    Novelist Hilary Mantel talks about what she’s reading, what book had the greatest effect on her, and an author she doesn’t enjoy. That would be Dickens: “There are whole swaths of Charles Dickens that I barely attempt. It just seems such awful stuff—coarse, sentimental, conceited.”

    Susan Straight, the author of the novel Highwire Moon, read more than 500 novels this year, many of them about particular regions of the US, to create what she calls an “epic interactive map of our literary nation.” But, she writes, the best book she read this year was not a novel and not set in North America. It was the memoir The Book of Emma Reyes, set in Colombia.


  • December 15, 2017

    New York Times deputy publisher A.G. Sulzberger will take over as publisher of the paper starting next year. He succeeds his father, Arthur Ochs Sulzberger Jr., who will serve as chairman of the New York Times Company. The younger Sulzberger, who headed the team that created the paper’s “innovation report” three years ago, said that he doesn’t plan to make any drastic changes in the near future. “I am a unapologetic champion for this institution and its journalistic mission,” he said. “And I’ll continue to be that as publisher.”

    Clarice Lispector

    Gabrielle Bellot reflects on Clarice Lispector’s truth-bending newspaper columns. In the barely-edited crônicas, Bellot writes, Lispector “sought something deep, expansive, and, at times, unsettling, a tugging and ripping at the cartographic corners of truth, which sometimes resulted in a more beautiful fabric, if one that no longer depicted a true map of the world.”

    A Secret Sisterhood authors Emily Midorikawa and Emma Claire Sweeney explain how Jane Austen is a “role model for the #MeToo generation.”

    Actor and Otherworld co-author Jason Segel talks to the Times’s “By the Book” column about inspiration, classic books, and David Foster Wallace. Segel said that reading Infinite Jest as part of a book club “was truly one of the most gratifying experiences” of his life. “A group of four grown men sitting around talking about dissatisfaction and loneliness was far more comfortable than I would have imagined,” he remembered. “I highly recommend it, with or without a book.”

  • December 14, 2017

    On her last day at the paper, New York Times book critic Jennifer Senior reflects on endings and acknowledgement sections in books. Even though they can be “numbingly predictable,” Senior professes her love for these “little Levittowns of gratitude” that expose “how the truth about the wretchedness of book-writing finally comes tumbling out, and the combination of neuroticism and relief, pride and latent terror.”  

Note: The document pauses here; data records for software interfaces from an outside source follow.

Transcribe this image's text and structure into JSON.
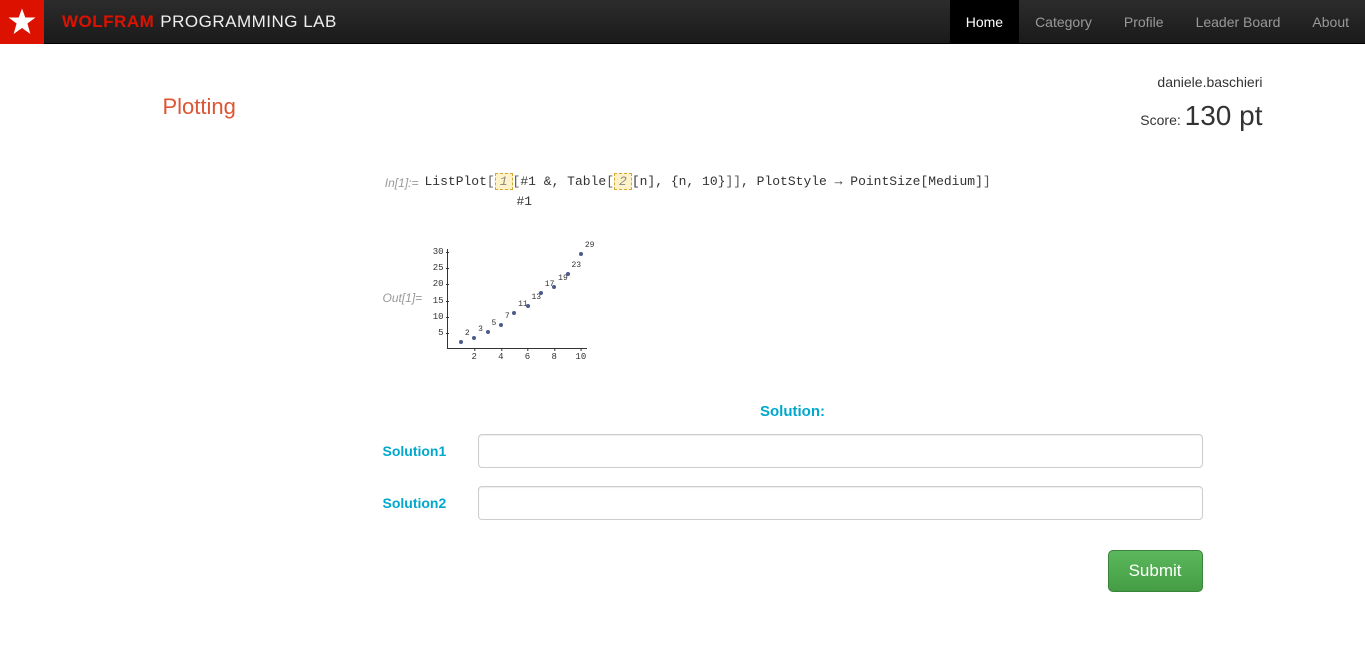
{
  "brand": {
    "part1": "WOLFRAM",
    "part2": "PROGRAMMING LAB"
  },
  "nav": {
    "home": "Home",
    "category": "Category",
    "profile": "Profile",
    "leaderboard": "Leader Board",
    "about": "About"
  },
  "page_title": "Plotting",
  "user": {
    "name": "daniele.baschieri",
    "score_label": "Score:",
    "score_value": "130 pt"
  },
  "cell": {
    "in_label": "In[1]:=",
    "out_label": "Out[1]=",
    "code_prefix": "ListPlot",
    "blank1": "1",
    "code_seg1": "#1 &, Table",
    "blank2": "2",
    "code_seg2": "[n], {n, 10}",
    "code_seg3": ", PlotStyle → PointSize[Medium]",
    "code_line2": "#1"
  },
  "chart_data": {
    "type": "scatter",
    "x": [
      1,
      2,
      3,
      4,
      5,
      6,
      7,
      8,
      9,
      10
    ],
    "y": [
      2,
      3,
      5,
      7,
      11,
      13,
      17,
      19,
      23,
      29
    ],
    "labels": [
      "2",
      "3",
      "5",
      "7",
      "11",
      "13",
      "17",
      "19",
      "23",
      "29"
    ],
    "x_ticks": [
      2,
      4,
      6,
      8,
      10
    ],
    "y_ticks": [
      5,
      10,
      15,
      20,
      25,
      30
    ],
    "xlim": [
      0,
      10.5
    ],
    "ylim": [
      0,
      31
    ]
  },
  "solution": {
    "header": "Solution:",
    "label1": "Solution1",
    "label2": "Solution2",
    "submit": "Submit"
  }
}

    Univision anchor Jorge Ramos is working on a book. Stranger: The Challenge of a Latino Immigrant in the Trump Era combines Ramos’s “own story of emigrating from Mexico with a critique of Trump’s policies” and will be published by Vintage next February.

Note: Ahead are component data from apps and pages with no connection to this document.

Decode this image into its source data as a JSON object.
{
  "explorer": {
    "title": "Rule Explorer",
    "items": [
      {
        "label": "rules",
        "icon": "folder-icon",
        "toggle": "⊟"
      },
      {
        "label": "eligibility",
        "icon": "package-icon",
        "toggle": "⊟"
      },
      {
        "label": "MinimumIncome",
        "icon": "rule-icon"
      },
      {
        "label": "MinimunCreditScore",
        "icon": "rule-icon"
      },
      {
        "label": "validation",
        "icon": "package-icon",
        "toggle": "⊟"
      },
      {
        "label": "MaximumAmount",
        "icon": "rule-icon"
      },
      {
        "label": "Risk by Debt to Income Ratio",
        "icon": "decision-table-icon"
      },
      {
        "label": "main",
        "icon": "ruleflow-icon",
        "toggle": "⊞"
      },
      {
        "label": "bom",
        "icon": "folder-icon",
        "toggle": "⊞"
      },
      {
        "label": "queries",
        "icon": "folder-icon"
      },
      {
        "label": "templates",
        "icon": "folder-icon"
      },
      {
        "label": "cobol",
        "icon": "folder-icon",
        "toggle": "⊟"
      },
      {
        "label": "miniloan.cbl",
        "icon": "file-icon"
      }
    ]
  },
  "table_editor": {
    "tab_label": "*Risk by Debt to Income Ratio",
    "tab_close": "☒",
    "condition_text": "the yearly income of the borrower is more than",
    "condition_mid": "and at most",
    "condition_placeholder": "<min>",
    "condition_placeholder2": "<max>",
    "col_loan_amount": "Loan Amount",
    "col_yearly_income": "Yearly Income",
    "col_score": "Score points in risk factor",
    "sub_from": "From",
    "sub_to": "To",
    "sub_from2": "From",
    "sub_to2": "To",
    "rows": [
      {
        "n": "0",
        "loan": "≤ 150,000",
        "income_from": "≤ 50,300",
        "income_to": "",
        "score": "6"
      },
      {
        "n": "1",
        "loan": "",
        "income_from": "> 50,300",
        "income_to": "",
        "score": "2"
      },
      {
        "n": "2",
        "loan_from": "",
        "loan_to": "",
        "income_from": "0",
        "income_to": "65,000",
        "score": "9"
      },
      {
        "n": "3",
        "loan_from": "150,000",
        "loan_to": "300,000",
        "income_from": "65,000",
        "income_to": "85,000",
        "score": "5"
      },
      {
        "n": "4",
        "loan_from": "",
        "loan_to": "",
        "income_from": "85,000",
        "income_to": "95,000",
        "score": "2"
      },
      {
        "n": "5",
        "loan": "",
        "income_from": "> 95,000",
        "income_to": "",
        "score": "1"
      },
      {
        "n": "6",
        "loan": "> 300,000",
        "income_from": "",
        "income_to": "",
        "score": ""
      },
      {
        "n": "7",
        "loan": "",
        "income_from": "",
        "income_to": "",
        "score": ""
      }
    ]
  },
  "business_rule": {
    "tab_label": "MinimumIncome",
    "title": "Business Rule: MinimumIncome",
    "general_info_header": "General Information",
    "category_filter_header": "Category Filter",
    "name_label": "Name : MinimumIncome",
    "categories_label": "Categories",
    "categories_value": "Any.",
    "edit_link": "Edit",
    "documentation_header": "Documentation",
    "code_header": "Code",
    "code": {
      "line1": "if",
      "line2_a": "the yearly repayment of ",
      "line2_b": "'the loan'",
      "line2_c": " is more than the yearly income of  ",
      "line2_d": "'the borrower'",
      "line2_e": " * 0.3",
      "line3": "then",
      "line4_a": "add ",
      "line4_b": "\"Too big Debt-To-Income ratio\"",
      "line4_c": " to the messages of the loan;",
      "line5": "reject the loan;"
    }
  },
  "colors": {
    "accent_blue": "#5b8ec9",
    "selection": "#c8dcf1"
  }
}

    Mary Gaitskill

    Freelance writers for Nautilus allege that the magazine owes them $50,000 collectively for work they’ve done over the past year.

    Mary Gaitskill talks to Poets & Writers about teaching, unreliable narrators, and why novels are harder to write than short stories. Gaitskill’s first book contract included both a novel and a short story collection. She had already been working on the stories for Bad Behavior, but was overwhelmed by the idea of writing a longer book. “It’s like I was a cat that had been in a house all of its life, and all of a sudden a door was flung open. And I was flooded with sights and smells and was crazily running over in one direction wondering what was going on there and getting distracted,” Gaitskill said. “It was a total feeling of freedom. But I didn’t know what to do with it.”

    Kevin Roose delves into the alt-right’s version of the internet, and says that the poor quality of its websites undermine the group’s perceived political power. After social media sites like Facebook and Twitter began removing hate speech from their platforms, “hard-right activists vowed to create their own versions of these digital services, on which all views would be welcome, no matter how crude or incendiary,” he explains. But Roose writes that the resulting websites hardly compare to their mainstream counterparts. “If the alt-right’s ideology harks back to 1940s Germany, its web design might transport you to 1990s GeoCities.”